September 28, 2022

Raven Tribune

Complete News World

The Chinese tech giant posted its first-ever revenue decline

The Chinese tech giant posted its first-ever revenue decline

Tencent Covid-19 reported its first ever quarterly drop in year-over-year revenue as the tech giant hit tougher regulations around gaming in China and the resurgence of Covid-19 in the world’s second-largest economy.

Here’s how Tencent performed in the second quarter, versus Refinitiv’s consensus estimates:

  • he won: CNY 134.03 billion ($19.78 billion) versus CNY 134.6 billion expected, down 3% year-on-year.
  • Profit attributable to the shareholders of the company: 18.62 billion yuan versus 25.28 billion yuan expected, down 56% year on year.

Tencent missed revenue and earnings forecasts. During the quarter, Tencent faced macroeconomic headwinds stemming from the resurgence of Covid in China and the subsequent shutdown of major cities, Including Shanghai Financial City. The authorities committed to the following: Zero Covid policy That caused turmoil in the world’s second largest economy.

China’s economy grew just 0.4% in the second quarter, missing analyst expectations. This had an impact on the company’s revenue from fintech, cloud and advertising.

Meanwhile, China’s domestic video game industry has also faced challenges due to stricter regulation. Tencent generates about a third of its total revenue from gaming.

gaming challenges

Last year, Chinese regulators introduced a rule that limits the amount of time children under 18 can spend playing online games to a maximum. Three hours a week, during certain times only.

Organizers too Approval for new games has been frozen between July 2021 and April of this year. In China, games need to get the green light from the organizers before they can be launched and monetized.

Analysts at China Renaissance said in a note published last month that Tencent launched only three mobile games in the second quarter. So the company relied on its existing popular monikers to generate revenue.

Tencent faced a number of headwinds in 2022 including a Covid-induced slowdown in the Chinese economy and a tougher gaming market.

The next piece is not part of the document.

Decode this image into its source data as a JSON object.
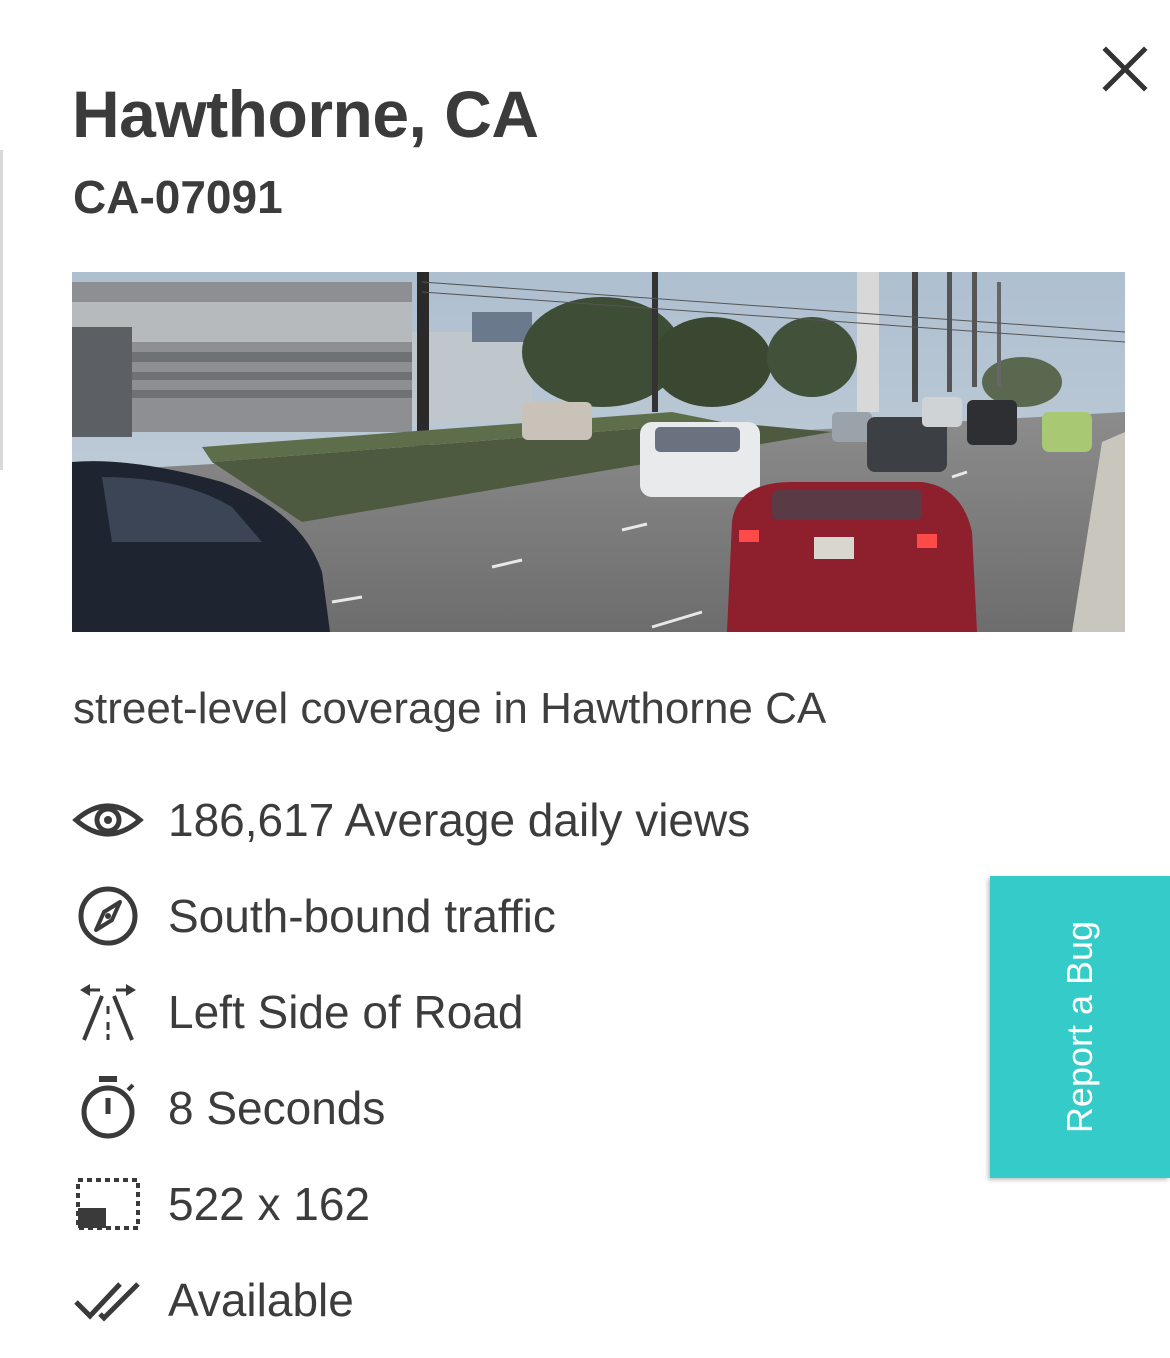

Bobby Yip | Reuters

Tencent said domestic gaming revenue in the second quarter fell 1% year on year to 31.8 billion yuan, while international gaming revenue fell by the same percentage to 10.7 billion yuan.

The Chinese tech giant said the international gaming market has “experienced a post-epidemic digestion period”. During the height of the Covid pandemic and global lockdowns, people turned to gaming for entertainment and companies like Tencent and its rival NetEase experienced a boom. But since countries have reopened, people are spending less time playing games, and annual comparisons for companies are hard to stick to.

Tencent also said that the Chinese market is experiencing “a similar period of uptake due to transitional issues including relatively fewer large game releases, lower user spending, and implementation of minor safeguards.”

The company said it saw a drop in revenue in the second quarter from some of the long-running hit games like PUBG Mobile and Honor of Kings.

China’s economic slowdown has a big impact

The emergence of Covid in China, the shutdowns and the subsequent economic slowdown have spread to key areas of Tencent’s business.

Online advertising revenue in the second quarter totaled 18.6 billion yuan, down 18% year on year.

Tencent also operates one of the largest mobile payment services in China called WeChat Pay via the WeChat messaging app that has over a billion users. The company also has a nascent cloud computing business. Revenue from these two is wrapped under the “Fintech and Business Services” tag. Revenue from this segment grew 1% year on year to 42.2 billion yuan, slowing from the previous quarter.

“FinTech Services revenue growth was slower compared to previous quarters as the COVID-19 resurgence temporarily impacted commercial payment activities in April and May,” Tencent said.

Ma Huateng, CEO of Tencent, said in the company’s earnings statement that business should rebound as the Chinese economy begins to recover.

“We generate nearly half of our revenue from financial and business services as well as online advertising that directly contributes to and benefits from overall economic activity, which should put us in a position of revenue growth as the Chinese economy expands,” Ma said.

See also  Oil prices rise on supply concerns